== PROVIDED DATA ==
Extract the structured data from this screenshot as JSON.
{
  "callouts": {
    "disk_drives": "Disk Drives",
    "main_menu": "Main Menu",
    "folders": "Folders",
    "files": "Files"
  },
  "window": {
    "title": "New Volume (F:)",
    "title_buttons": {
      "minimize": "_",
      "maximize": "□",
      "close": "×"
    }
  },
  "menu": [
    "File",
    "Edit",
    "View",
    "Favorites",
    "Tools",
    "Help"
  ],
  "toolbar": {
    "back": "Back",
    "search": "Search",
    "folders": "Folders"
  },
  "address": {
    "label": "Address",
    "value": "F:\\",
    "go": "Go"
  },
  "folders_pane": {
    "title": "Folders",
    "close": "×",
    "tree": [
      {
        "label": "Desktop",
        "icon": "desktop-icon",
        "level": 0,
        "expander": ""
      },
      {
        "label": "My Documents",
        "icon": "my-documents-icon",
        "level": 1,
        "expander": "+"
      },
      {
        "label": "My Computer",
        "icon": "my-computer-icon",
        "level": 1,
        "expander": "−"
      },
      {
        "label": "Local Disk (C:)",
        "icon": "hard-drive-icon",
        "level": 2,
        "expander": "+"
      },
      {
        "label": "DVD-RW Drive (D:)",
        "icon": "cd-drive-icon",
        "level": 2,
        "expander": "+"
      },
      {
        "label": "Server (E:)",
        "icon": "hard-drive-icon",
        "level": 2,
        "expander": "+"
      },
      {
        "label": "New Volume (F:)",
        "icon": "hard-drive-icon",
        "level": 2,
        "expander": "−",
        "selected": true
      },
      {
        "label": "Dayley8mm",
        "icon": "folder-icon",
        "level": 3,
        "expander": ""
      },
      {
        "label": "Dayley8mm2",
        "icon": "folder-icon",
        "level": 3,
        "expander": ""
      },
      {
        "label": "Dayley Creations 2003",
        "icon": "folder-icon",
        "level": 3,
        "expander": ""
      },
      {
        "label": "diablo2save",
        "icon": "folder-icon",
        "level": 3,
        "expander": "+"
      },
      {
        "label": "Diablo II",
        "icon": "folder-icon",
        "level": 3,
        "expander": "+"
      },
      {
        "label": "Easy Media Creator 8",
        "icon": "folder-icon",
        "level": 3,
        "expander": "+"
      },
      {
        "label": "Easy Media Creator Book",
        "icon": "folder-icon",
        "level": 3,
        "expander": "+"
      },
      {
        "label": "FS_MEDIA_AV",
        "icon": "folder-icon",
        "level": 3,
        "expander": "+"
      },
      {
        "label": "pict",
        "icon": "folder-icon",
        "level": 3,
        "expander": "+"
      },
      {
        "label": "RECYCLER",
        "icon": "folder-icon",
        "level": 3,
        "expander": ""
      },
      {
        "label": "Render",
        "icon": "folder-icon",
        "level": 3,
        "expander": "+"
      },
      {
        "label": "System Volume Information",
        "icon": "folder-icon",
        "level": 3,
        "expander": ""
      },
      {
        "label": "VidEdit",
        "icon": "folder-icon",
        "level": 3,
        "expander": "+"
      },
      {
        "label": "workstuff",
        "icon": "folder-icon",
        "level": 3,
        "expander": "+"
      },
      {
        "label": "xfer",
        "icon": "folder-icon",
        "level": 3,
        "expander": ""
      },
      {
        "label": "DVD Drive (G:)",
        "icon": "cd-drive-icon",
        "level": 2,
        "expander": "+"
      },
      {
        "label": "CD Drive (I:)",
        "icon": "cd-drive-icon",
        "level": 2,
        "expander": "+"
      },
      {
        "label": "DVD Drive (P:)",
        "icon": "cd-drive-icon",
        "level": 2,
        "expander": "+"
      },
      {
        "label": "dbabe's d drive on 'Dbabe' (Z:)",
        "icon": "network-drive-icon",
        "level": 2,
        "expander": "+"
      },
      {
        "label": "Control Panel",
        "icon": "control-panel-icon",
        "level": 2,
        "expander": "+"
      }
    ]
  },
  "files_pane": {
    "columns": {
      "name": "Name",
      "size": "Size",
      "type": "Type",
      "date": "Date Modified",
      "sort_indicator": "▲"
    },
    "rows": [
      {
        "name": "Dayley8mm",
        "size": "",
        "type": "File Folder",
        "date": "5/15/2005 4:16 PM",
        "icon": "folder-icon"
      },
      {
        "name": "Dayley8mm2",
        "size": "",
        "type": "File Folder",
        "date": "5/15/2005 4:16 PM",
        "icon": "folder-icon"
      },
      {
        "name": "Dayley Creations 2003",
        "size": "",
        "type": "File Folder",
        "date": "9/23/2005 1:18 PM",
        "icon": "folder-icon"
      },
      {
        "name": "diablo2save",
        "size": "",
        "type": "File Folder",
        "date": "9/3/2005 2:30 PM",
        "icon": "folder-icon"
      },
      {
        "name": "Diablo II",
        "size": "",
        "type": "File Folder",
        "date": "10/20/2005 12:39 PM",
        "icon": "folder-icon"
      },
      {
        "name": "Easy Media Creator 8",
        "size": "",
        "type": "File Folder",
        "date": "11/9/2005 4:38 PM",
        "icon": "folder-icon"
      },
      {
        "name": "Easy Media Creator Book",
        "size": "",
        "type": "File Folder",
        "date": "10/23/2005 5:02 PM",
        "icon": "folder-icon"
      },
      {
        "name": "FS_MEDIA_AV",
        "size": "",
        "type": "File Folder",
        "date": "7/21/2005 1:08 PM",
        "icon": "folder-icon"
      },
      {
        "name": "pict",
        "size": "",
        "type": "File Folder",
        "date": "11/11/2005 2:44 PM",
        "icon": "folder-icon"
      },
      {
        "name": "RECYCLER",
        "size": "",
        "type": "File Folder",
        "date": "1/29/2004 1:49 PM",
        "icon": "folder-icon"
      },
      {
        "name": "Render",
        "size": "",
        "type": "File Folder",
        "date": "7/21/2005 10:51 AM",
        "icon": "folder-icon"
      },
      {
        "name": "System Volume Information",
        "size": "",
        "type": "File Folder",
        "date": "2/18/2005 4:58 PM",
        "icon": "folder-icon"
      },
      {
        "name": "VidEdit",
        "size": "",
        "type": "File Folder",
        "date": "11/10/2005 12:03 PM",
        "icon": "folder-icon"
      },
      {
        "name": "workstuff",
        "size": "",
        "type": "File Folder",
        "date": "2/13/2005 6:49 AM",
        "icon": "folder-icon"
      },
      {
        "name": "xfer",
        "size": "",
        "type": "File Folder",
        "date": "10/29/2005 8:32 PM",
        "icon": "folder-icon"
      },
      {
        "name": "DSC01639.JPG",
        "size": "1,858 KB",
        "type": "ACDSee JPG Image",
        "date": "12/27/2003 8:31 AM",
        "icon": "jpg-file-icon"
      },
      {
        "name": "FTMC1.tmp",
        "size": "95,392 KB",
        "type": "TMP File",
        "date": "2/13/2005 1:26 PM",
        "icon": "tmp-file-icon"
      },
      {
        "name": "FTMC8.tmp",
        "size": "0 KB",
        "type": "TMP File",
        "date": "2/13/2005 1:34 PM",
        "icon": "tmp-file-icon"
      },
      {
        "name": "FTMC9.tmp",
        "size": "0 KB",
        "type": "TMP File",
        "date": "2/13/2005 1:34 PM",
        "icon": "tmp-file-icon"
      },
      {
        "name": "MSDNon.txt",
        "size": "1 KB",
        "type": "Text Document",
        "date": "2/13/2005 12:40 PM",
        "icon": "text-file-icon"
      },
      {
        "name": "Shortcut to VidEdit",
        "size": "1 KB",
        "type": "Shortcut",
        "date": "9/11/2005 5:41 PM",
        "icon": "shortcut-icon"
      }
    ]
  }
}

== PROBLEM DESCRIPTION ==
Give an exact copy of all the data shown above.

== YOUR SOLUTION ==
Extract the structured data from this screenshot as JSON.
{
  "callouts": {
    "disk_drives": "Disk Drives",
    "main_menu": "Main Menu",
    "folders": "Folders",
    "files": "Files"
  },
  "window": {
    "title": "New Volume (F:)",
    "title_buttons": {
      "minimize": "_",
      "maximize": "□",
      "close": "×"
    }
  },
  "menu": [
    "File",
    "Edit",
    "View",
    "Favorites",
    "Tools",
    "Help"
  ],
  "toolbar": {
    "back": "Back",
    "search": "Search",
    "folders": "Folders"
  },
  "address": {
    "label": "Address",
    "value": "F:\\",
    "go": "Go"
  },
  "folders_pane": {
    "title": "Folders",
    "close": "×",
    "tree": [
      {
        "label": "Desktop",
        "icon": "desktop-icon",
        "level": 0,
        "expander": ""
      },
      {
        "label": "My Documents",
        "icon": "my-documents-icon",
        "level": 1,
        "expander": "+"
      },
      {
        "label": "My Computer",
        "icon": "my-computer-icon",
        "level": 1,
        "expander": "−"
      },
      {
        "label": "Local Disk (C:)",
        "icon": "hard-drive-icon",
        "level": 2,
        "expander": "+"
      },
      {
        "label": "DVD-RW Drive (D:)",
        "icon": "cd-drive-icon",
        "level": 2,
        "expander": "+"
      },
      {
        "label": "Server (E:)",
        "icon": "hard-drive-icon",
        "level": 2,
        "expander": "+"
      },
      {
        "label": "New Volume (F:)",
        "icon": "hard-drive-icon",
        "level": 2,
        "expander": "−",
        "selected": true
      },
      {
        "label": "Dayley8mm",
        "icon": "folder-icon",
        "level": 3,
        "expander": ""
      },
      {
        "label": "Dayley8mm2",
        "icon": "folder-icon",
        "level": 3,
        "expander": ""
      },
      {
        "label": "Dayley Creations 2003",
        "icon": "folder-icon",
        "level": 3,
        "expander": ""
      },
      {
        "label": "diablo2save",
        "icon": "folder-icon",
        "level": 3,
        "expander": "+"
      },
      {
        "label": "Diablo II",
        "icon": "folder-icon",
        "level": 3,
        "expander": "+"
      },
      {
        "label": "Easy Media Creator 8",
        "icon": "folder-icon",
        "level": 3,
        "expander": "+"
      },
      {
        "label": "Easy Media Creator Book",
        "icon": "folder-icon",
        "level": 3,
        "expander": "+"
      },
      {
        "label": "FS_MEDIA_AV",
        "icon": "folder-icon",
        "level": 3,
        "expander": "+"
      },
      {
        "label": "pict",
        "icon": "folder-icon",
        "level": 3,
        "expander": "+"
      },
      {
        "label": "RECYCLER",
        "icon": "folder-icon",
        "level": 3,
        "expander": ""
      },
      {
        "label": "Render",
        "icon": "folder-icon",
        "level": 3,
        "expander": "+"
      },
      {
        "label": "System Volume Information",
        "icon": "folder-icon",
        "level": 3,
        "expander": ""
      },
      {
        "label": "VidEdit",
        "icon": "folder-icon",
        "level": 3,
        "expander": "+"
      },
      {
        "label": "workstuff",
        "icon": "folder-icon",
        "level": 3,
        "expander": "+"
      },
      {
        "label": "xfer",
        "icon": "folder-icon",
        "level": 3,
        "expander": ""
      },
      {
        "label": "DVD Drive (G:)",
        "icon": "cd-drive-icon",
        "level": 2,
        "expander": "+"
      },
      {
        "label": "CD Drive (I:)",
        "icon": "cd-drive-icon",
        "level": 2,
        "expander": "+"
      },
      {
        "label": "DVD Drive (P:)",
        "icon": "cd-drive-icon",
        "level": 2,
        "expander": "+"
      },
      {
        "label": "dbabe's d drive on 'Dbabe' (Z:)",
        "icon": "network-drive-icon",
        "level": 2,
        "expander": "+"
      },
      {
        "label": "Control Panel",
        "icon": "control-panel-icon",
        "level": 2,
        "expander": "+"
      }
    ]
  },
  "files_pane": {
    "columns": {
      "name": "Name",
      "size": "Size",
      "type": "Type",
      "date": "Date Modified",
      "sort_indicator": "▲"
    },
    "rows": [
      {
        "name": "Dayley8mm",
        "size": "",
        "type": "File Folder",
        "date": "5/15/2005 4:16 PM",
        "icon": "folder-icon"
      },
      {
        "name": "Dayley8mm2",
        "size": "",
        "type": "File Folder",
        "date": "5/15/2005 4:16 PM",
        "icon": "folder-icon"
      },
      {
        "name": "Dayley Creations 2003",
        "size": "",
        "type": "File Folder",
        "date": "9/23/2005 1:18 PM",
        "icon": "folder-icon"
      },
      {
        "name": "diablo2save",
        "size": "",
        "type": "File Folder",
        "date": "9/3/2005 2:30 PM",
        "icon": "folder-icon"
      },
      {
        "name": "Diablo II",
        "size": "",
        "type": "File Folder",
        "date": "10/20/2005 12:39 PM",
        "icon": "folder-icon"
      },
      {
        "name": "Easy Media Creator 8",
        "size": "",
        "type": "File Folder",
        "date": "11/9/2005 4:38 PM",
        "icon": "folder-icon"
      },
      {
        "name": "Easy Media Creator Book",
        "size": "",
        "type": "File Folder",
        "date": "10/23/2005 5:02 PM",
        "icon": "folder-icon"
      },
      {
        "name": "FS_MEDIA_AV",
        "size": "",
        "type": "File Folder",
        "date": "7/21/2005 1:08 PM",
        "icon": "folder-icon"
      },
      {
        "name": "pict",
        "size": "",
        "type": "File Folder",
        "date": "11/11/2005 2:44 PM",
        "icon": "folder-icon"
      },
      {
        "name": "RECYCLER",
        "size": "",
        "type": "File Folder",
        "date": "1/29/2004 1:49 PM",
        "icon": "folder-icon"
      },
      {
        "name": "Render",
        "size": "",
        "type": "File Folder",
        "date": "7/21/2005 10:51 AM",
        "icon": "folder-icon"
      },
      {
        "name": "System Volume Information",
        "size": "",
        "type": "File Folder",
        "date": "2/18/2005 4:58 PM",
        "icon": "folder-icon"
      },
      {
        "name": "VidEdit",
        "size": "",
        "type": "File Folder",
        "date": "11/10/2005 12:03 PM",
        "icon": "folder-icon"
      },
      {
        "name": "workstuff",
        "size": "",
        "type": "File Folder",
        "date": "2/13/2005 6:49 AM",
        "icon": "folder-icon"
      },
      {
        "name": "xfer",
        "size": "",
        "type": "File Folder",
        "date": "10/29/2005 8:32 PM",
        "icon": "folder-icon"
      },
      {
        "name": "DSC01639.JPG",
        "size": "1,858 KB",
        "type": "ACDSee JPG Image",
        "date": "12/27/2003 8:31 AM",
        "icon": "jpg-file-icon"
      },
      {
        "name": "FTMC1.tmp",
        "size": "95,392 KB",
        "type": "TMP File",
        "date": "2/13/2005 1:26 PM",
        "icon": "tmp-file-icon"
      },
      {
        "name": "FTMC8.tmp",
        "size": "0 KB",
        "type": "TMP File",
        "date": "2/13/2005 1:34 PM",
        "icon": "tmp-file-icon"
      },
      {
        "name": "FTMC9.tmp",
        "size": "0 KB",
        "type": "TMP File",
        "date": "2/13/2005 1:34 PM",
        "icon": "tmp-file-icon"
      },
      {
        "name": "MSDNon.txt",
        "size": "1 KB",
        "type": "Text Document",
        "date": "2/13/2005 12:40 PM",
        "icon": "text-file-icon"
      },
      {
        "name": "Shortcut to VidEdit",
        "size": "1 KB",
        "type": "Shortcut",
        "date": "9/11/2005 5:41 PM",
        "icon": "shortcut-icon"
      }
    ]
  }
}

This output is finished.